SUPPLIED RECORDS ::
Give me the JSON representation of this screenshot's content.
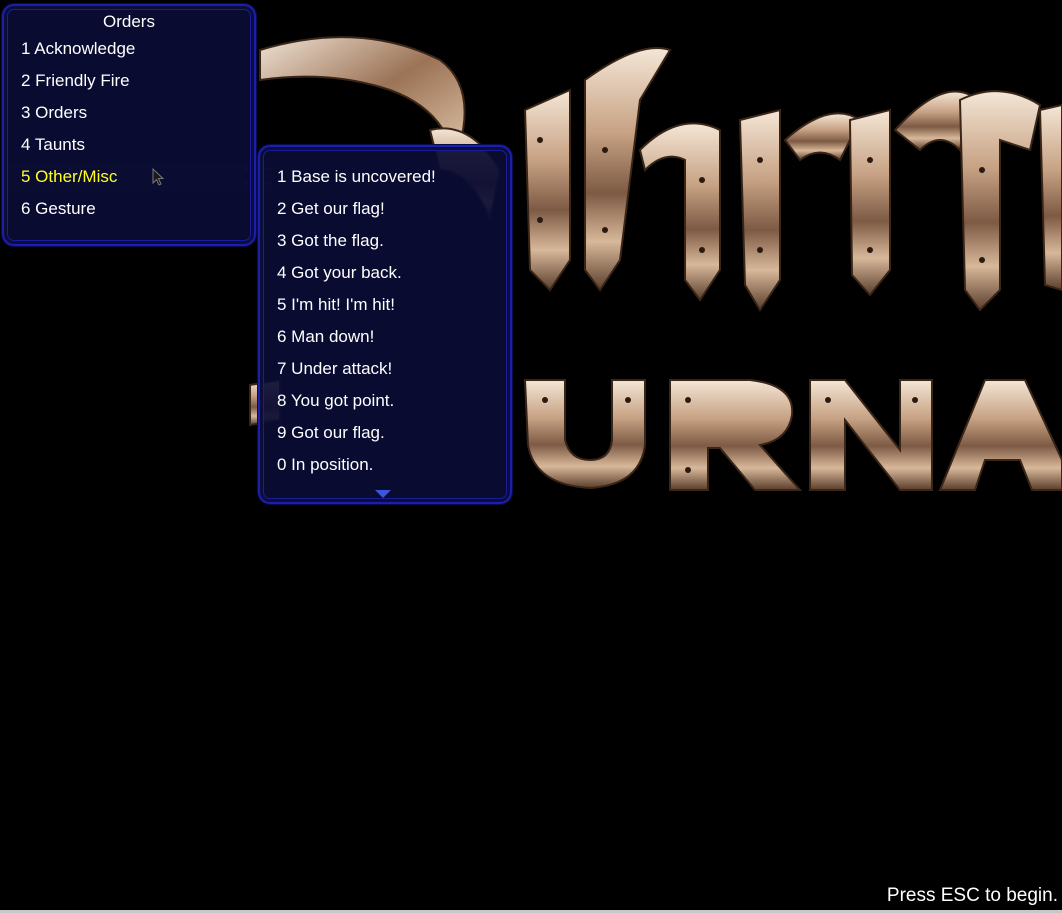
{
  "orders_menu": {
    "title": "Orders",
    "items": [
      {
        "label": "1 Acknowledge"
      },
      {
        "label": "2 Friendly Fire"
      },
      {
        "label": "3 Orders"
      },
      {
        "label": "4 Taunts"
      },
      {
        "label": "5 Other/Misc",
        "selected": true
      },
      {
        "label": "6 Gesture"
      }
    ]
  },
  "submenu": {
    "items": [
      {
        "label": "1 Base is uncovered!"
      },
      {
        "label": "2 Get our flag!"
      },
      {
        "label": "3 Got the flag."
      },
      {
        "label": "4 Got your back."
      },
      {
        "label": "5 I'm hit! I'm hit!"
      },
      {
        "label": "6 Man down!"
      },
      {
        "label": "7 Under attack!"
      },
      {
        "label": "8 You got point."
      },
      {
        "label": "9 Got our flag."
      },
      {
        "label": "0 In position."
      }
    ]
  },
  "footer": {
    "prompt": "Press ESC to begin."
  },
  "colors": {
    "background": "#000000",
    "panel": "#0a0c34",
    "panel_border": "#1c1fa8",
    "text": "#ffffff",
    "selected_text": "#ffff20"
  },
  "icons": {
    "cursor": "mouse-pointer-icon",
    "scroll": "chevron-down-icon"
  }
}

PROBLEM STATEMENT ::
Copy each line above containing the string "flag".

OUTPUT ::
        "label": "2 Get our flag!"
        "label": "3 Got the flag."
        "label": "9 Got our flag."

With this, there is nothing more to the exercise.